Author: Dorothy Winslow

We are here on another beautiful Tuesday with more beautiful LED facts. Let’s get down to your electric bill, which is sometimes not-so-beautiful. How can you save on your electric bill with LED lighting?

To review from the first article:

“You know those incandescent lamps I keep talking about? When we go to buy them, we have to know what wattage they are. Usually we buy 60 watts for our home. For those lamps, that means it’s very bright and uses A LOT of power (way more money on your electric bill!). My mom always had me turning off the lights when I left a room, did yours? LEDs do not use as much power to give that much brightness. So for LEDs we describe brightness in a term called lumens. LEDs only need 7 watts (WAY less than incandescents!) to make the same amount of light that the 60 watt incandescent makes. So if your kid accidentally leaves the lights on all weekend, that’s not even a blip on your electric bill.”

I’m sure you have also heard about how LEDs last a very long time. What is a very long time? A “long time” is when you look at a package and it says the LED lamp lasts 50,000 hours.

What does 50,000 hours really mean?
• 137 Years at 1 hour/day
• 22.8 Years at 6 hours/day
• 11.4 Years at 12 hours/day
• 5.7 Years at 24 hours/day

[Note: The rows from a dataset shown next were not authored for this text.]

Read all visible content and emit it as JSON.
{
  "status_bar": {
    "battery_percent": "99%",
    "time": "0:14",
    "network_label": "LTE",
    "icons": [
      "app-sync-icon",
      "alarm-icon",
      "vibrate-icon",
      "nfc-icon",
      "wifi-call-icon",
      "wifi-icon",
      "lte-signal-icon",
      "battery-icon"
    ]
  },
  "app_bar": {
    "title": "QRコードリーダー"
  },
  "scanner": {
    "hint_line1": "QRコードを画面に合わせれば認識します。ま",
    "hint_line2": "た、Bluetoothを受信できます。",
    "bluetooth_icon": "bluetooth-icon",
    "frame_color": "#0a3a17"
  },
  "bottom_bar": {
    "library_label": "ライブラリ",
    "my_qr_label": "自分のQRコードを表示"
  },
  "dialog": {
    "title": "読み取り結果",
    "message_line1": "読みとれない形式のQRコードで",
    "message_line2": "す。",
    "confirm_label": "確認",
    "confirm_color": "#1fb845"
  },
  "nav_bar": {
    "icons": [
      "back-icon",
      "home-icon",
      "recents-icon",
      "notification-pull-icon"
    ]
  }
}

Compare that to an incandescent lamp, which only lasts between 750-2,500 hours according to the California Energy Commission (wow!). Even the ‘energy efficient’ CFLs are only rated to last between 6,000-10,000 hours. And they buzz and take a long time to light up, which are major drawbacks.


Here is what I’m saying in terms of cold hard cash:
So let’s say you are still using 60 watt incandescent lamps, and you’re replacing them every 1,000 hours; in 25,000 hours you’re spending about $55 for 25 bulbs vs the LED equivalent at $5.45 for 25,000 hours.

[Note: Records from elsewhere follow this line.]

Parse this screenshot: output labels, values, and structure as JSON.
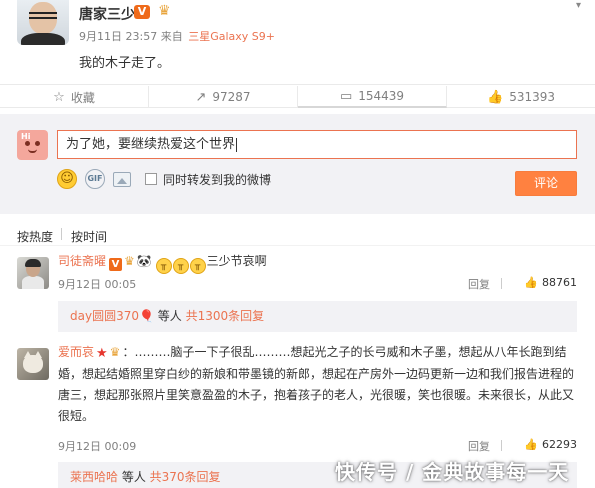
{
  "post": {
    "author": "唐家三少",
    "vip_badge": "V",
    "date": "9月11日 23:57",
    "source_prefix": "来自",
    "source": "三星Galaxy S9+",
    "content": "我的木子走了。",
    "caret_icon": "chevron-down-icon"
  },
  "actions": [
    {
      "icon": "star-icon",
      "glyph": "☆",
      "label": "收藏"
    },
    {
      "icon": "repost-icon",
      "glyph": "↗",
      "label": "97287"
    },
    {
      "icon": "comment-icon",
      "glyph": "▭",
      "label": "154439"
    },
    {
      "icon": "thumbs-up-icon",
      "glyph": "👍",
      "label": "531393"
    }
  ],
  "compose": {
    "input_value": "为了她，要继续热爱这个世界",
    "forward_label": "同时转发到我的微博",
    "submit_label": "评论"
  },
  "sort": {
    "hot_label": "按热度",
    "time_label": "按时间"
  },
  "comments": [
    {
      "name": "司徒斋曜",
      "badge": "V",
      "text": "三少节哀啊",
      "date": "9月12日 00:05",
      "reply_label": "回复",
      "likes": "88761",
      "sub_user": "day圆圆370",
      "sub_mid": " 等人 ",
      "sub_count": "共1300条回复"
    },
    {
      "name": "爱而哀",
      "text": "：………脑子一下子很乱………想起光之子的长弓威和木子墨，想起从八年长跑到结婚，想起结婚照里穿白纱的新娘和带墨镜的新郎，想起在产房外一边码更新一边和我们报告进程的唐三，想起那张照片里笑意盈盈的木子，抱着孩子的老人，光很暖，笑也很暖。未来很长，从此又很短。",
      "date": "9月12日 00:09",
      "reply_label": "回复",
      "likes": "62293",
      "sub_user": "莱西哈哈",
      "sub_mid": " 等人 ",
      "sub_count": "共370条回复"
    }
  ],
  "watermark": "快传号 / 金典故事每一天"
}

Now, factor in that you’re paying an average of $0.21 per kilowatts. You will be saving on average $23 a year per lightbulb on your electric bill by switching to LED. Personally I have 39 lamps at home. If they are all 60 watt incandescent lamps and we have them all on (which tends to happen) for 6 hours every night, and we switch to LED bulbs, I’ll be saving $897 a year on my electric bill. Not to mention saving the cost of constantly changing out those incandescent lightbulbs (about $5 a year, same price as one LED bulb, which instead lasts for 10 years).


Is LED looking attractive now?

Common LED Watt Equivalents:
40W Incandescent Lamp = 7W LED
60W Incandescent Lamp = 10W LED
75 Incandescent Lamp = 13W LED
100W Incandescent Lamp = 18W LED
50W Halogen MR16 = 7W LED
4 Lamp (128W total) Fluorescent Fixture = 40W LED fixture


Many LED lamps are rated to last 25,000-50,000 hours (L70), and some fixtures up to 100,000 hours!

Tech Tid-Bit: Since LED chips will last a billion times longer than you or I could comprehend, their lifespan is described in terms of something called L70. It’s a point in time when it’s putting out 70% of its capacity than when it was new. So if the lamp lasts 25,000 hours, on that 25,000th hour it is producing 70% of its original light output.

If you are shopping for LEDs and want to check out lumens on the label, look here:
Article 4 picture lumens label

LPW (lumens per watt) refers to the energy efficiency (or efficacy) of lighting: how much visible light you get for a given amount of electricity used.

Happy Savings!
About the author: Dorothy Winslow is a sales associate for CES Santa Barbara and has been with the company 4 years. She specializes in LED lighting and Energy Management. She is also a San Francisco Giants fan and an avid dog lover.